These look great. I'd like to use the basic seeps to make a BMO costume. This it's planned out better than anything like it that I've seen.

Thank you, I prefer to make costumes for the kids than buy...it's not always cheaper, but the memories are priceless!!!

Nice WOrk...Very CReative!!

you should have gotten those huge ipod ear phones from fredflare.com. would have been the perfect size for the ipods!! they are kind of pricey though....

Wow!! What a great idea! I bet you're the coolest daddy on the block! Thanks for the great idea & instructions; I'm thinking I might give that a try if my daughter, nieces & nephew don't! ;)

U will undoubtedly be a Hero with these costumes...though with all the products coming from Apple...there's no shortage of options. Good luck and have fun with it.

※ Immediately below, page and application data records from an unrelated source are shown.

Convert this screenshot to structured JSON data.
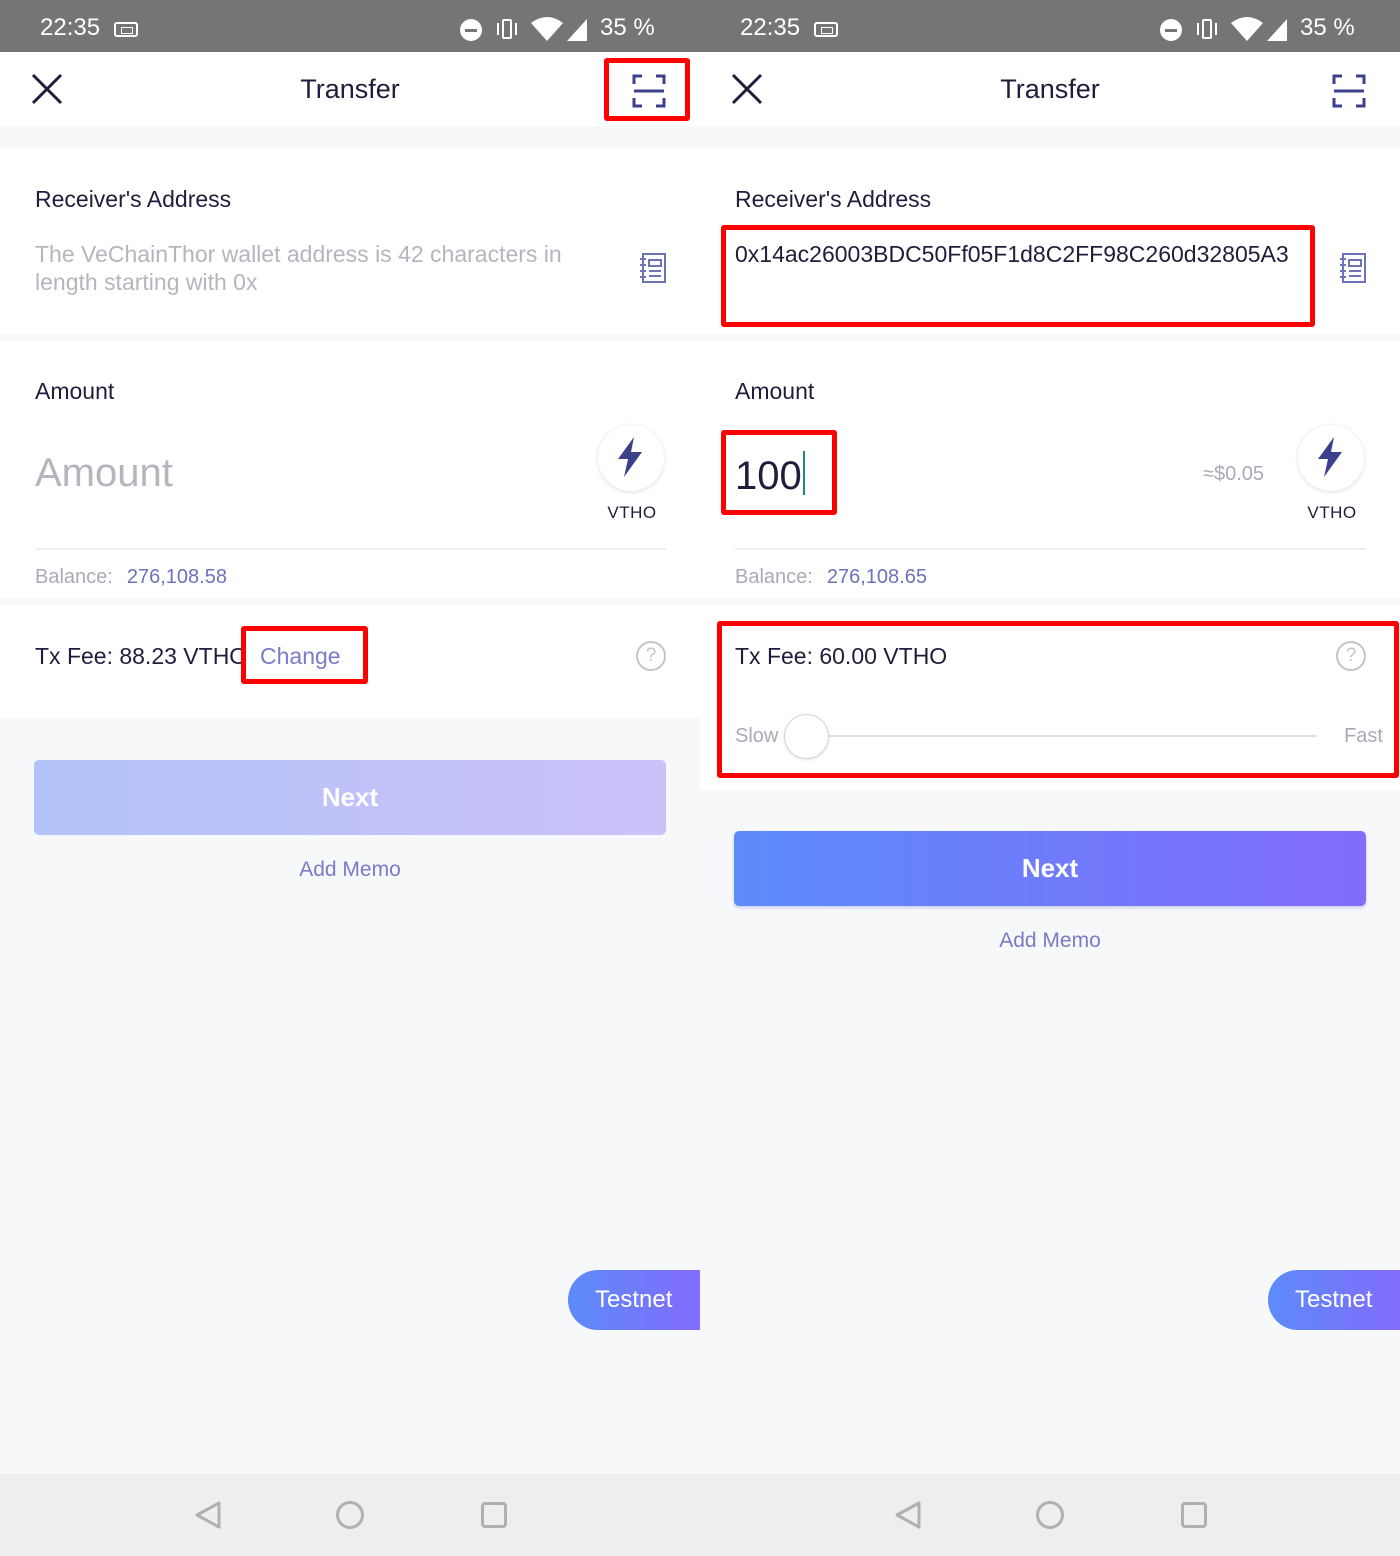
{
  "status_bar": {
    "time": "22:35",
    "battery": "35 %"
  },
  "left": {
    "title": "Transfer",
    "receiver_label": "Receiver's Address",
    "address_placeholder": "The VeChainThor wallet address is 42 characters in length starting with 0x",
    "amount_label": "Amount",
    "amount_placeholder": "Amount",
    "token": "VTHO",
    "balance_label": "Balance:",
    "balance_value": "276,108.58",
    "fee_text": "Tx Fee: 88.23 VTHO",
    "change_label": "Change",
    "next_label": "Next",
    "next_enabled": false,
    "add_memo": "Add Memo",
    "testnet": "Testnet"
  },
  "right": {
    "title": "Transfer",
    "receiver_label": "Receiver's Address",
    "address_value": "0x14ac26003BDC50Ff05F1d8C2FF98C260d32805A3",
    "amount_label": "Amount",
    "amount_value": "100",
    "usd_estimate": "≈$0.05",
    "token": "VTHO",
    "balance_label": "Balance:",
    "balance_value": "276,108.65",
    "fee_text": "Tx Fee: 60.00 VTHO",
    "slider_slow": "Slow",
    "slider_fast": "Fast",
    "fee_slider_level": 0,
    "next_label": "Next",
    "next_enabled": true,
    "add_memo": "Add Memo",
    "testnet": "Testnet"
  },
  "colors": {
    "accent": "#7a7bc6",
    "button_gradient_start": "#5c8bfa",
    "button_gradient_end": "#826cfc",
    "highlight": "#ff0000",
    "status_bar": "#757575"
  },
  "icons": [
    "close-icon",
    "scan-icon",
    "address-book-icon",
    "bolt-icon",
    "help-icon",
    "nav-back-icon",
    "nav-home-icon",
    "nav-recent-icon"
  ]
}
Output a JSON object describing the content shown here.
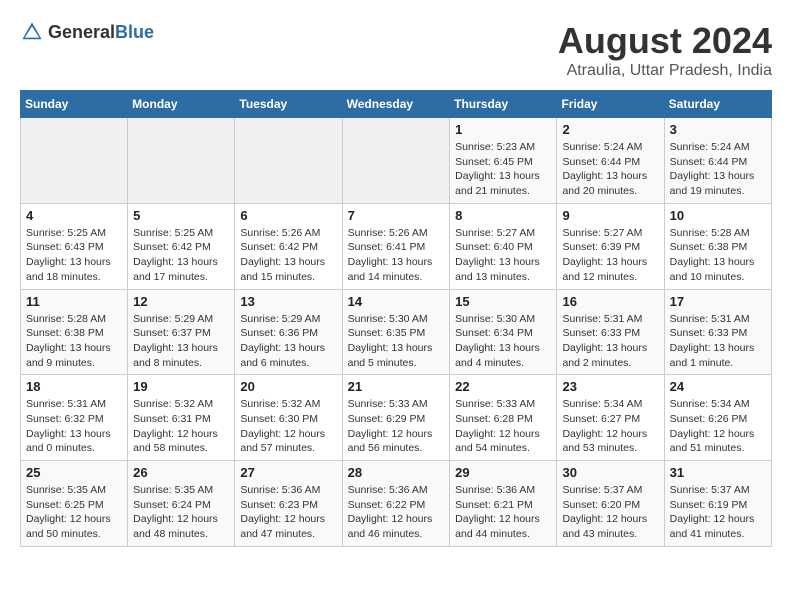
{
  "header": {
    "logo_general": "General",
    "logo_blue": "Blue",
    "month_year": "August 2024",
    "location": "Atraulia, Uttar Pradesh, India"
  },
  "days_of_week": [
    "Sunday",
    "Monday",
    "Tuesday",
    "Wednesday",
    "Thursday",
    "Friday",
    "Saturday"
  ],
  "weeks": [
    [
      {
        "day": "",
        "sunrise": "",
        "sunset": "",
        "daylight": "",
        "empty": true
      },
      {
        "day": "",
        "sunrise": "",
        "sunset": "",
        "daylight": "",
        "empty": true
      },
      {
        "day": "",
        "sunrise": "",
        "sunset": "",
        "daylight": "",
        "empty": true
      },
      {
        "day": "",
        "sunrise": "",
        "sunset": "",
        "daylight": "",
        "empty": true
      },
      {
        "day": "1",
        "sunrise": "Sunrise: 5:23 AM",
        "sunset": "Sunset: 6:45 PM",
        "daylight": "Daylight: 13 hours and 21 minutes.",
        "empty": false
      },
      {
        "day": "2",
        "sunrise": "Sunrise: 5:24 AM",
        "sunset": "Sunset: 6:44 PM",
        "daylight": "Daylight: 13 hours and 20 minutes.",
        "empty": false
      },
      {
        "day": "3",
        "sunrise": "Sunrise: 5:24 AM",
        "sunset": "Sunset: 6:44 PM",
        "daylight": "Daylight: 13 hours and 19 minutes.",
        "empty": false
      }
    ],
    [
      {
        "day": "4",
        "sunrise": "Sunrise: 5:25 AM",
        "sunset": "Sunset: 6:43 PM",
        "daylight": "Daylight: 13 hours and 18 minutes.",
        "empty": false
      },
      {
        "day": "5",
        "sunrise": "Sunrise: 5:25 AM",
        "sunset": "Sunset: 6:42 PM",
        "daylight": "Daylight: 13 hours and 17 minutes.",
        "empty": false
      },
      {
        "day": "6",
        "sunrise": "Sunrise: 5:26 AM",
        "sunset": "Sunset: 6:42 PM",
        "daylight": "Daylight: 13 hours and 15 minutes.",
        "empty": false
      },
      {
        "day": "7",
        "sunrise": "Sunrise: 5:26 AM",
        "sunset": "Sunset: 6:41 PM",
        "daylight": "Daylight: 13 hours and 14 minutes.",
        "empty": false
      },
      {
        "day": "8",
        "sunrise": "Sunrise: 5:27 AM",
        "sunset": "Sunset: 6:40 PM",
        "daylight": "Daylight: 13 hours and 13 minutes.",
        "empty": false
      },
      {
        "day": "9",
        "sunrise": "Sunrise: 5:27 AM",
        "sunset": "Sunset: 6:39 PM",
        "daylight": "Daylight: 13 hours and 12 minutes.",
        "empty": false
      },
      {
        "day": "10",
        "sunrise": "Sunrise: 5:28 AM",
        "sunset": "Sunset: 6:38 PM",
        "daylight": "Daylight: 13 hours and 10 minutes.",
        "empty": false
      }
    ],
    [
      {
        "day": "11",
        "sunrise": "Sunrise: 5:28 AM",
        "sunset": "Sunset: 6:38 PM",
        "daylight": "Daylight: 13 hours and 9 minutes.",
        "empty": false
      },
      {
        "day": "12",
        "sunrise": "Sunrise: 5:29 AM",
        "sunset": "Sunset: 6:37 PM",
        "daylight": "Daylight: 13 hours and 8 minutes.",
        "empty": false
      },
      {
        "day": "13",
        "sunrise": "Sunrise: 5:29 AM",
        "sunset": "Sunset: 6:36 PM",
        "daylight": "Daylight: 13 hours and 6 minutes.",
        "empty": false
      },
      {
        "day": "14",
        "sunrise": "Sunrise: 5:30 AM",
        "sunset": "Sunset: 6:35 PM",
        "daylight": "Daylight: 13 hours and 5 minutes.",
        "empty": false
      },
      {
        "day": "15",
        "sunrise": "Sunrise: 5:30 AM",
        "sunset": "Sunset: 6:34 PM",
        "daylight": "Daylight: 13 hours and 4 minutes.",
        "empty": false
      },
      {
        "day": "16",
        "sunrise": "Sunrise: 5:31 AM",
        "sunset": "Sunset: 6:33 PM",
        "daylight": "Daylight: 13 hours and 2 minutes.",
        "empty": false
      },
      {
        "day": "17",
        "sunrise": "Sunrise: 5:31 AM",
        "sunset": "Sunset: 6:33 PM",
        "daylight": "Daylight: 13 hours and 1 minute.",
        "empty": false
      }
    ],
    [
      {
        "day": "18",
        "sunrise": "Sunrise: 5:31 AM",
        "sunset": "Sunset: 6:32 PM",
        "daylight": "Daylight: 13 hours and 0 minutes.",
        "empty": false
      },
      {
        "day": "19",
        "sunrise": "Sunrise: 5:32 AM",
        "sunset": "Sunset: 6:31 PM",
        "daylight": "Daylight: 12 hours and 58 minutes.",
        "empty": false
      },
      {
        "day": "20",
        "sunrise": "Sunrise: 5:32 AM",
        "sunset": "Sunset: 6:30 PM",
        "daylight": "Daylight: 12 hours and 57 minutes.",
        "empty": false
      },
      {
        "day": "21",
        "sunrise": "Sunrise: 5:33 AM",
        "sunset": "Sunset: 6:29 PM",
        "daylight": "Daylight: 12 hours and 56 minutes.",
        "empty": false
      },
      {
        "day": "22",
        "sunrise": "Sunrise: 5:33 AM",
        "sunset": "Sunset: 6:28 PM",
        "daylight": "Daylight: 12 hours and 54 minutes.",
        "empty": false
      },
      {
        "day": "23",
        "sunrise": "Sunrise: 5:34 AM",
        "sunset": "Sunset: 6:27 PM",
        "daylight": "Daylight: 12 hours and 53 minutes.",
        "empty": false
      },
      {
        "day": "24",
        "sunrise": "Sunrise: 5:34 AM",
        "sunset": "Sunset: 6:26 PM",
        "daylight": "Daylight: 12 hours and 51 minutes.",
        "empty": false
      }
    ],
    [
      {
        "day": "25",
        "sunrise": "Sunrise: 5:35 AM",
        "sunset": "Sunset: 6:25 PM",
        "daylight": "Daylight: 12 hours and 50 minutes.",
        "empty": false
      },
      {
        "day": "26",
        "sunrise": "Sunrise: 5:35 AM",
        "sunset": "Sunset: 6:24 PM",
        "daylight": "Daylight: 12 hours and 48 minutes.",
        "empty": false
      },
      {
        "day": "27",
        "sunrise": "Sunrise: 5:36 AM",
        "sunset": "Sunset: 6:23 PM",
        "daylight": "Daylight: 12 hours and 47 minutes.",
        "empty": false
      },
      {
        "day": "28",
        "sunrise": "Sunrise: 5:36 AM",
        "sunset": "Sunset: 6:22 PM",
        "daylight": "Daylight: 12 hours and 46 minutes.",
        "empty": false
      },
      {
        "day": "29",
        "sunrise": "Sunrise: 5:36 AM",
        "sunset": "Sunset: 6:21 PM",
        "daylight": "Daylight: 12 hours and 44 minutes.",
        "empty": false
      },
      {
        "day": "30",
        "sunrise": "Sunrise: 5:37 AM",
        "sunset": "Sunset: 6:20 PM",
        "daylight": "Daylight: 12 hours and 43 minutes.",
        "empty": false
      },
      {
        "day": "31",
        "sunrise": "Sunrise: 5:37 AM",
        "sunset": "Sunset: 6:19 PM",
        "daylight": "Daylight: 12 hours and 41 minutes.",
        "empty": false
      }
    ]
  ]
}
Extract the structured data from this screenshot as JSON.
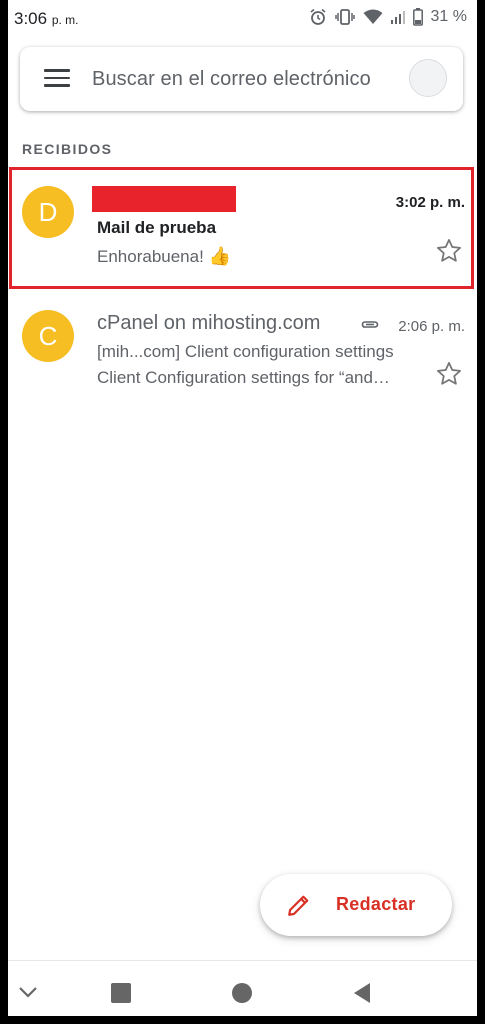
{
  "status_bar": {
    "time": "3:06",
    "time_suffix": "p. m.",
    "battery": "31 %"
  },
  "search": {
    "placeholder": "Buscar en el correo electrónico"
  },
  "section": {
    "label": "RECIBIDOS"
  },
  "emails": [
    {
      "avatar_letter": "D",
      "sender": "",
      "time": "3:02 p. m.",
      "subject": "Mail de prueba",
      "snippet": "Enhorabuena! ",
      "snippet_emoji": "👍",
      "unread": true,
      "highlighted": true
    },
    {
      "avatar_letter": "C",
      "sender": "cPanel on mihosting.com",
      "time": "2:06 p. m.",
      "subject": "[mih...com] Client configuration settings",
      "snippet": "Client Configuration settings for “and…",
      "has_attachment": true,
      "unread": false
    }
  ],
  "compose": {
    "label": "Redactar"
  },
  "colors": {
    "avatar": "#f6be22",
    "highlight_border": "#e0242b",
    "compose_accent": "#d93025"
  }
}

My cat sometimes goes meow and it makes me sad

Mr.Skellington, you could rent "The Cat Whisperer" from Blockbuster/Netflix...it could help bring both u & ur cat closer together.